Written by: Kaizer Nengovhela / Viewed: 636
A skewed interpretation of how the coronavirus spreads, as well as stigmatisation, is causing unnecessary trauma for many people. One of these victims is a nurse from Thengwe Thondoni village. She is being ostracised by community members who refer to her as “the Covid-19 virus”.
Ms Marcia Tangulani is a registered nurse who primarily works at clinics and hospitals in the Western Cape. She explains that she works for a nursing agency that places her at various health-care institutions.
When President Ramaphosa announced a window period during which people could move between provinces, she opted to make use of the opportunity and return home. Because of the possible danger of spreading the virus, she had herself tested for the virus before leaving Cape Town. This test showed up negative.
Tangulani, as an experienced health care worker, realised that a possibility existed that she could have picked up the virus when travelling home, albeit a very small possibility. To be on the safe side, she self-isolated and explained to her family members why she needed to avoid contact with other people for the first week or so.
Unfortunately for her, some members of the community misconstrued the situation and labelled her as being “the Covid-19 virus”. Even her family members were being targeted by people who saw them as a threat.

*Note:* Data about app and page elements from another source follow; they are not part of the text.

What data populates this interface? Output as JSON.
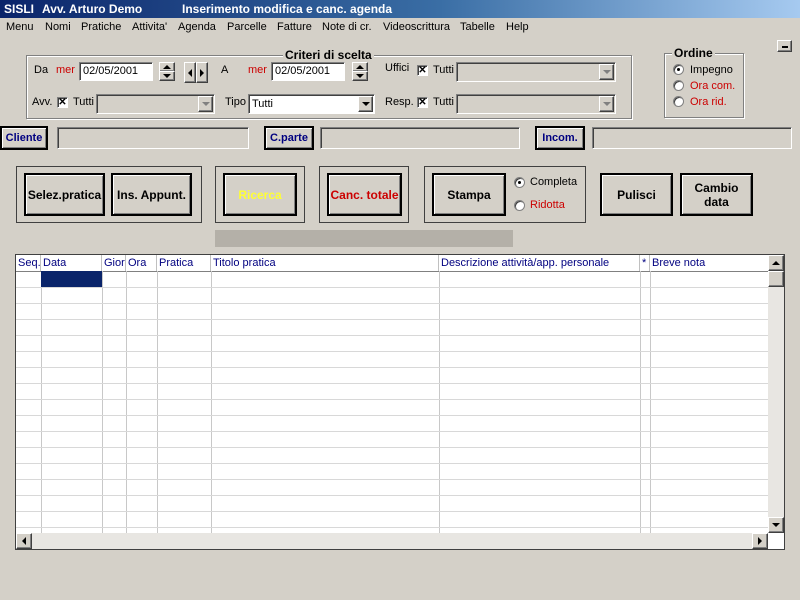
{
  "titlebar": {
    "app": "SISLI",
    "user": "Avv.  Arturo Demo",
    "window": "Inserimento modifica e canc. agenda"
  },
  "menu": [
    "Menu",
    "Nomi",
    "Pratiche",
    "Attivita'",
    "Agenda",
    "Parcelle",
    "Fatture",
    "Note di cr.",
    "Videoscrittura",
    "Tabelle",
    "Help"
  ],
  "criteri": {
    "title": "Criteri di scelta",
    "da_label": "Da",
    "da_day": "mer",
    "da_date": "02/05/2001",
    "a_label": "A",
    "a_day": "mer",
    "a_date": "02/05/2001",
    "uffici_label": "Uffici",
    "uffici_tutti": "Tutti",
    "uffici_value": "",
    "avv_label": "Avv.",
    "avv_tutti": "Tutti",
    "avv_value": "",
    "tipo_label": "Tipo",
    "tipo_value": "Tutti",
    "resp_label": "Resp.",
    "resp_tutti": "Tutti",
    "resp_value": ""
  },
  "ordine": {
    "title": "Ordine",
    "options": [
      "Impegno",
      "Ora com.",
      "Ora rid."
    ],
    "selected": "Impegno"
  },
  "fields": {
    "cliente": "Cliente",
    "cliente_value": "",
    "cparte": "C.parte",
    "cparte_value": "",
    "incom": "Incom.",
    "incom_value": ""
  },
  "buttons": {
    "selez": "Selez.pratica",
    "ins": "Ins. Appunt.",
    "ricerca": "Ricerca",
    "canc": "Canc. totale",
    "stampa": "Stampa",
    "completa": "Completa",
    "ridotta": "Ridotta",
    "pulisci": "Pulisci",
    "cambio": "Cambio data"
  },
  "grid": {
    "columns": [
      "Seq.",
      "Data",
      "Giorn",
      "Ora",
      "Pratica",
      "Titolo pratica",
      "Descrizione attività/app. personale",
      "*",
      "Breve nota"
    ],
    "rows": []
  },
  "colors": {
    "ricerca": "#ffff33",
    "canc": "#cc0000",
    "accent_red": "#cc0000",
    "label_navy": "#000080",
    "selection": "#0a246a"
  }
}
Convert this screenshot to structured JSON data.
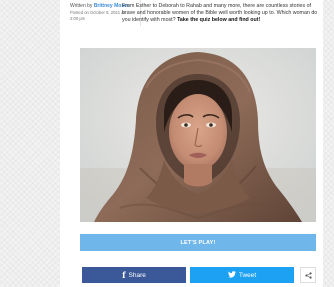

Tangulani was subsequently visited by nurses from the local clinic, who did a Covid-19 screening test. She said that the tests again showed up negative, and produced a letter proving this. “I would love to put the matter to rest now,” she says.
The local traditional leader, chief Thanyelani Nemutanzhela, responded by saying that he was shocked by the way people still stigmatised the coronavirus. “So many, many people get sick with this disease, but they recover. Instead of gossiping about them, we should be giving them our support,” he said. He warned people who are still spreading rumours to stop before they find themselves in a wrong place.
Ms Marcia Tangulani. Photo supplied.
Kaizer Nengovhela started writing stories for Limpopo Mirror more than a decade ago, in 2 000. Prior to that he had a five year stint at Phala-Phala FM as sports presenter. In 2005 Kaizer received an award from the province's premier as Best Sports Presenter. The same year he was also nominated as Best Sports Reporter by the Makhado Municipality. Kaizer was awarded the Mathatha Tsedu award in 2014.